The sources said that the project, a joint venture of the city government and a Malaysian company, would be delayed if the issue with the CAA was not settled.
The project is reported to be bringing in a huge amount of direct foreign investment.
The sources said that the city government had offered its two-acre prime plot located next to the Civic Centre, worth roughly Rs3 billion, and the Malaysian company – IJM Construction – was bringing in $200 million.
The IT tower, which will house call centres, a luxury hotel, offices, etc after its completion in about a couple of years will generate roughly Rs25 billion, which will be shared by the city government and the Malaysian company.
Responding to Dawn queries, the CAA’s corporate manager of air traffic services said that all private builders and government organizations constructing high-rise buildings had to obtain an NOC from the CAA. He said the CAA reviewed the plans and height of the proposed buildings under the National Airfield Clearance Policy and requirements of flight safety.
He said the CAA had given an NOC to the city government’s and Malaysian company’s IT tower near the Civic Centre for the height of 182 feet only. He said the KBCA had also obtained a copy of the National Airfield Clearance Policy from the CAA. He added that the KBCA, on its own, could not give an NOC to any project and the NOC must to be issued by the CAA only after which the KBCA could approve the building plans.
He said if a building was constructed above the height allowed by the CAA, a notice was served on it and later the building was demolished. “Flight safety cannot be compromised regardless of the fact that a private builder or a government agency is constructing the building,” said CAA official Anjum Hafeez.
Answering questions by Dawn, the outgoing chief of the KBCA, Rauf Farooqui, who was in charge of the IT tower project, said that the CAA’s NOC was required only by private builders while the IT tower was a government project for which no CAA NOC was required. The KBCA had obtained a copy of the policy from the CAA and after the project plans were reviewed under the CAA policy by the KBCA, it was found that its proposed height of 600 feet was okay.
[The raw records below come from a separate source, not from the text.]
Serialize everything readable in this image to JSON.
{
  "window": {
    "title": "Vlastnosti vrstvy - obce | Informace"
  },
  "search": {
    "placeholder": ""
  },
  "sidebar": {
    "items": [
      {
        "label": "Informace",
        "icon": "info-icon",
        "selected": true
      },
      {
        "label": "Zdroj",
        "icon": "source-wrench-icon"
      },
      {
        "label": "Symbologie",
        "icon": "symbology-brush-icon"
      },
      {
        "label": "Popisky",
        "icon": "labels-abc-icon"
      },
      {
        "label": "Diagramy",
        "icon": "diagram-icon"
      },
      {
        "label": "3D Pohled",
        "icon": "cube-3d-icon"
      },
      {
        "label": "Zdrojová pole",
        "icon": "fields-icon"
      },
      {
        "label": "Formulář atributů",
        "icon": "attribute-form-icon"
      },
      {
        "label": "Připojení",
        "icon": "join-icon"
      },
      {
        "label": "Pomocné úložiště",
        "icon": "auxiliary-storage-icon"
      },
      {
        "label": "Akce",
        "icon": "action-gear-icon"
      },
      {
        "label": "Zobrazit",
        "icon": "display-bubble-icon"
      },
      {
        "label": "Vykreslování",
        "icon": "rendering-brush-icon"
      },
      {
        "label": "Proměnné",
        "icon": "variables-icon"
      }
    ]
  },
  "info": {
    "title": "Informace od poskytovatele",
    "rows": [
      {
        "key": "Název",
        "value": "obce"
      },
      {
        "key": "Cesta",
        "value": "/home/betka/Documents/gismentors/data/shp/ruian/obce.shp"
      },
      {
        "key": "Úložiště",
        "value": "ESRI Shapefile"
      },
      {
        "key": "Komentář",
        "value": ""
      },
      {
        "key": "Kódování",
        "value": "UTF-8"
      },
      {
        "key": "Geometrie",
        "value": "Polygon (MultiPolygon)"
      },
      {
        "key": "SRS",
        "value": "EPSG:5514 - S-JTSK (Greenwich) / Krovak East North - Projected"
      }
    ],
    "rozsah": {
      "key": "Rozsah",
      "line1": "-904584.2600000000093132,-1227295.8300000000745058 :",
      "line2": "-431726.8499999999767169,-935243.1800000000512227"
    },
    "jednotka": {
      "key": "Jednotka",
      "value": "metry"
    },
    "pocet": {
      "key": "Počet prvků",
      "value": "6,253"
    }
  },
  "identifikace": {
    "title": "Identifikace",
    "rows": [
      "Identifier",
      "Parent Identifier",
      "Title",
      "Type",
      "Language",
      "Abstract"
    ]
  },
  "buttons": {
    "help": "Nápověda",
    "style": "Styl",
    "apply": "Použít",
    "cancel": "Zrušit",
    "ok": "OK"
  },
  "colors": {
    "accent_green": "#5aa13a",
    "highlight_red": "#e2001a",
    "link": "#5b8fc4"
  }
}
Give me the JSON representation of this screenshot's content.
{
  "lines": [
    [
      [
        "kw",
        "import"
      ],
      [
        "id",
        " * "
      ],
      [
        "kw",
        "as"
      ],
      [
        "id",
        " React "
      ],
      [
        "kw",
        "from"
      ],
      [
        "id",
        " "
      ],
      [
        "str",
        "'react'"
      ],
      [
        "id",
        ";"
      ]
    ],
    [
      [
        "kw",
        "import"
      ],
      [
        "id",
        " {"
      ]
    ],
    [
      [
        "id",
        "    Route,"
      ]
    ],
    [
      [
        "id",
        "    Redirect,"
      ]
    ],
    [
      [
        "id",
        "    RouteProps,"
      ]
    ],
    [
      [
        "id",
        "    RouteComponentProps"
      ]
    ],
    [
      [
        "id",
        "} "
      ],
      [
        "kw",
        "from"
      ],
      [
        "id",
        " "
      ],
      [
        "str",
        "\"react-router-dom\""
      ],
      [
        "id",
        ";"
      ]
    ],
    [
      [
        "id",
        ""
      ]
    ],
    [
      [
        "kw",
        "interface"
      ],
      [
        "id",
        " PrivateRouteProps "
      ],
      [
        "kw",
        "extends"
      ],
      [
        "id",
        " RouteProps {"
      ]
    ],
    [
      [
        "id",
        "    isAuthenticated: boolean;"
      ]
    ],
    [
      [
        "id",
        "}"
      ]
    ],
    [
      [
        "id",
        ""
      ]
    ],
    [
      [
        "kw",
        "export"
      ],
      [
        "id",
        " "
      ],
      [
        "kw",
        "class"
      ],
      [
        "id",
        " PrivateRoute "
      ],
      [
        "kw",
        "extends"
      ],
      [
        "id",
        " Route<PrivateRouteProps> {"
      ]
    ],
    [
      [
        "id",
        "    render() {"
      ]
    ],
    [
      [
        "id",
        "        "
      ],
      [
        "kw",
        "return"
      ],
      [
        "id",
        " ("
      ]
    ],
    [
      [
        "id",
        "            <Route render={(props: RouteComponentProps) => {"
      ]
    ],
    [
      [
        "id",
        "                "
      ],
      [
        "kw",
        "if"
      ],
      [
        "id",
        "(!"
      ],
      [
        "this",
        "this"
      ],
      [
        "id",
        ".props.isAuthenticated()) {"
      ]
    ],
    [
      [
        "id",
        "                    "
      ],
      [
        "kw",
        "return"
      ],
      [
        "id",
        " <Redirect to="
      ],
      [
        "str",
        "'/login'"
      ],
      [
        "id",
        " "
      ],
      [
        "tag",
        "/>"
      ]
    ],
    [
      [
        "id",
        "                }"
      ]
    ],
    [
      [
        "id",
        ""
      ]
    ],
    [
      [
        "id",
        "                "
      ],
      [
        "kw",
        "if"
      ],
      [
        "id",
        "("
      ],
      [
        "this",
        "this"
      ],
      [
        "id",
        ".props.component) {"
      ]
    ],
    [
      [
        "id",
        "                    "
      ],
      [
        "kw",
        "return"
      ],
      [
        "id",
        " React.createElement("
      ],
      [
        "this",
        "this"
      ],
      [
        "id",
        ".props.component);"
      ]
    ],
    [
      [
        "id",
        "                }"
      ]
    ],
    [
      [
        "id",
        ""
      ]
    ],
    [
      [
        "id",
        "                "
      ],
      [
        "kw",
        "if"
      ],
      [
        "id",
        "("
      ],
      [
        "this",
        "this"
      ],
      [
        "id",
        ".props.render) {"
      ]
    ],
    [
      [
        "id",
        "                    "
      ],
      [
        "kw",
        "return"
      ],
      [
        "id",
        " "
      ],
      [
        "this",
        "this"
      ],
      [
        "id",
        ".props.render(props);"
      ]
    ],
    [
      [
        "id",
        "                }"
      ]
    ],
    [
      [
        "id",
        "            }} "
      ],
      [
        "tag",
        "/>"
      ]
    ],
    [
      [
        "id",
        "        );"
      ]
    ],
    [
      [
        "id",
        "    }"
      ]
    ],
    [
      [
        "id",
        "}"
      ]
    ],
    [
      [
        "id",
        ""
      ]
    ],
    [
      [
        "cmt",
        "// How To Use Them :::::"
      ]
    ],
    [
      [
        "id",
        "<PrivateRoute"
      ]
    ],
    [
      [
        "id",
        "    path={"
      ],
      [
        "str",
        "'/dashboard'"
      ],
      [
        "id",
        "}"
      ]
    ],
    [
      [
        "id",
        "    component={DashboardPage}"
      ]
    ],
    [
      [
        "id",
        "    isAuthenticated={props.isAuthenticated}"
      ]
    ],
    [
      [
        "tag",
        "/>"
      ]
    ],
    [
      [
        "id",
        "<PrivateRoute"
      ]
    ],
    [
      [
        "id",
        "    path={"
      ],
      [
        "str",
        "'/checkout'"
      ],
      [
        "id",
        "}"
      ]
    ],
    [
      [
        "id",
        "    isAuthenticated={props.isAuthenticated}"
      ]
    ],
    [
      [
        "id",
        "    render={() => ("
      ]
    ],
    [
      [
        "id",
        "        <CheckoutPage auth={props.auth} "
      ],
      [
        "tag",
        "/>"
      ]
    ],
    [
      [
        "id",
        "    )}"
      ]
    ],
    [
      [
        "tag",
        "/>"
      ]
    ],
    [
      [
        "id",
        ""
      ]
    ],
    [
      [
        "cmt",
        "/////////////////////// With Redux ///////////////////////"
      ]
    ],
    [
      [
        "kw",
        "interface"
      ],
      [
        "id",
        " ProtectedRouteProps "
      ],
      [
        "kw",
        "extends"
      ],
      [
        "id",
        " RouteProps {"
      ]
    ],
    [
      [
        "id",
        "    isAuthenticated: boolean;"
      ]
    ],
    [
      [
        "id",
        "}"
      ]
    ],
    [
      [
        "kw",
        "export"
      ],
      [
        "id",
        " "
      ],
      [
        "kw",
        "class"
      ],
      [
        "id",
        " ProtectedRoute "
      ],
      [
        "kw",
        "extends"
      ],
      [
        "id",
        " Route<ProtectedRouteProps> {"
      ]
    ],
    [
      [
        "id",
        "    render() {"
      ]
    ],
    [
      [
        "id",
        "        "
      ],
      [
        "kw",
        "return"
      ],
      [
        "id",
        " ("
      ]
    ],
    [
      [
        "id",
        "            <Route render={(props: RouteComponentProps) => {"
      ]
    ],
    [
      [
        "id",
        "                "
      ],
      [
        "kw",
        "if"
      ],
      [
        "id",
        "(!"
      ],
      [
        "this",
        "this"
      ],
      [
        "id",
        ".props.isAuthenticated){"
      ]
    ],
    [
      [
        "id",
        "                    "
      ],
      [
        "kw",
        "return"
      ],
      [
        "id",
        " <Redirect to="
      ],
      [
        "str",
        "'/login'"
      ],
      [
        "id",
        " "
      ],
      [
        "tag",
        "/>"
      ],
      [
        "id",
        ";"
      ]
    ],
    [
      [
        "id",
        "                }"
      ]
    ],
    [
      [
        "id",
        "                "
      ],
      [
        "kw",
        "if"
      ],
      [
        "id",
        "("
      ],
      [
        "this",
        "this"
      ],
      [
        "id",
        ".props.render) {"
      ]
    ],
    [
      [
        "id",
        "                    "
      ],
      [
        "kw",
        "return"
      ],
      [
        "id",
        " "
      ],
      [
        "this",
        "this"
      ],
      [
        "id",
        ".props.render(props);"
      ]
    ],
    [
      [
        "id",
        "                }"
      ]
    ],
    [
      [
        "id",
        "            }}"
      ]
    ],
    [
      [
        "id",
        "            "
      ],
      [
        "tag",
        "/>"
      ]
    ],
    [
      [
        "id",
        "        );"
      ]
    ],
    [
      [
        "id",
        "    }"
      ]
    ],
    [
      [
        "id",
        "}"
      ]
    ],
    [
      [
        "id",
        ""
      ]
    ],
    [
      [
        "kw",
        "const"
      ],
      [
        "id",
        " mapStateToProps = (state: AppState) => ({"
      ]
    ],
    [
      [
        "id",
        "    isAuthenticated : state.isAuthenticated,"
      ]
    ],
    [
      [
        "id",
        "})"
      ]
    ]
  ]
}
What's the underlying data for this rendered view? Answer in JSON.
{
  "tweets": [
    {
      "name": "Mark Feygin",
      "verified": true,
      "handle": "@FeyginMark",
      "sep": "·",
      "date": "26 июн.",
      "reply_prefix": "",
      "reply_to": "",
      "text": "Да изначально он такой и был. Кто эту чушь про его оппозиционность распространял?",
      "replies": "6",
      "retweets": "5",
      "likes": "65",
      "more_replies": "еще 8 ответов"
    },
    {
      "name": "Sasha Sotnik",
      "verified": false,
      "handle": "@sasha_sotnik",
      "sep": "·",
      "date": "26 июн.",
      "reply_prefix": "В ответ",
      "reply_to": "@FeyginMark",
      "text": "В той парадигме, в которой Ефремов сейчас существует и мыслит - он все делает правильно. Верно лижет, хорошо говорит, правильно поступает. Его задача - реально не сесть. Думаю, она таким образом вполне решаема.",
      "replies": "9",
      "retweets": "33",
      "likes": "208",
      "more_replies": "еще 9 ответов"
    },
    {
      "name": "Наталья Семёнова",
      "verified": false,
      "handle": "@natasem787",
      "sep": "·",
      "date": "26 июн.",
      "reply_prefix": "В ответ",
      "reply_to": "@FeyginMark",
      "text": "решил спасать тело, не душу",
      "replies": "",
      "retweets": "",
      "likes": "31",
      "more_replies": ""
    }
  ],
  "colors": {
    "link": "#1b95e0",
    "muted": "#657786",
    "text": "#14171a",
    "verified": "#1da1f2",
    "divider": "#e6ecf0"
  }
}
He agreed that the project had been delayed slightly, adding that the Malaysian company took longer to generate funds from the international market which took more than expected time.
Another reason was that the foreign company had three partners and one of them was an Indian national, he said, adding that the country’s security agencies expressed concern about it. So the Indian national had to be replaced and the legal matters involved took some time, the outgoing KBCA chief said.
Asked if the plans had been approved by the KBCA, he said that the plans were being prepared and would be ready soon and the work on the project would begin by June “positively” and would be completed within 30 months.
He, however, did not agree that the KBCA was looking the other way while the work on the project on the site had already started which was against the KBCA rules, and said that only exploration activities to test the strength of the soil was being carried out and the project work would start only after the plans were approved by the KBCA.
Mr Farooqui said that not only the city government would make huge profits from the project, but over 30,000 IT professionals – candidates for the project have already been short-listed -- would also get employment opportunities in the call centres located in the tower.
The sources, however, said that heavy earth-moving machinery had been used on the site for over a month now. They added that massive excavation had been carried out and hundreds of dumpers carrying soil from the site left a deep pit which would most probably be used for the basement. A huge quantity of steel and other construction material had also been moved in.
A company employee told Dawn that the project was having some problems with the CAA, which was not allowing the height of the building to be more than 150 metres. If the height of 150 metres – that could accommodate about 38 floors -- was to be observed, a luxury hotel planned for the top nine floors could not be constructed, and not only the entire building plans had to be reviewed but even the economics of the project would be changed. He, however, was hopeful that the local partner – the city government – would take up the issue with the CAA and have resolved it amicably.
The sources, however, said that if the CAA stuck to its 182-foot height limit, the entire project might have to be scraped. They added that the project might become financially unfeasible as only between 15 and 20 floors could be built in that height, which could not generate enough profits for the partners – the city government and the Malaysian firm.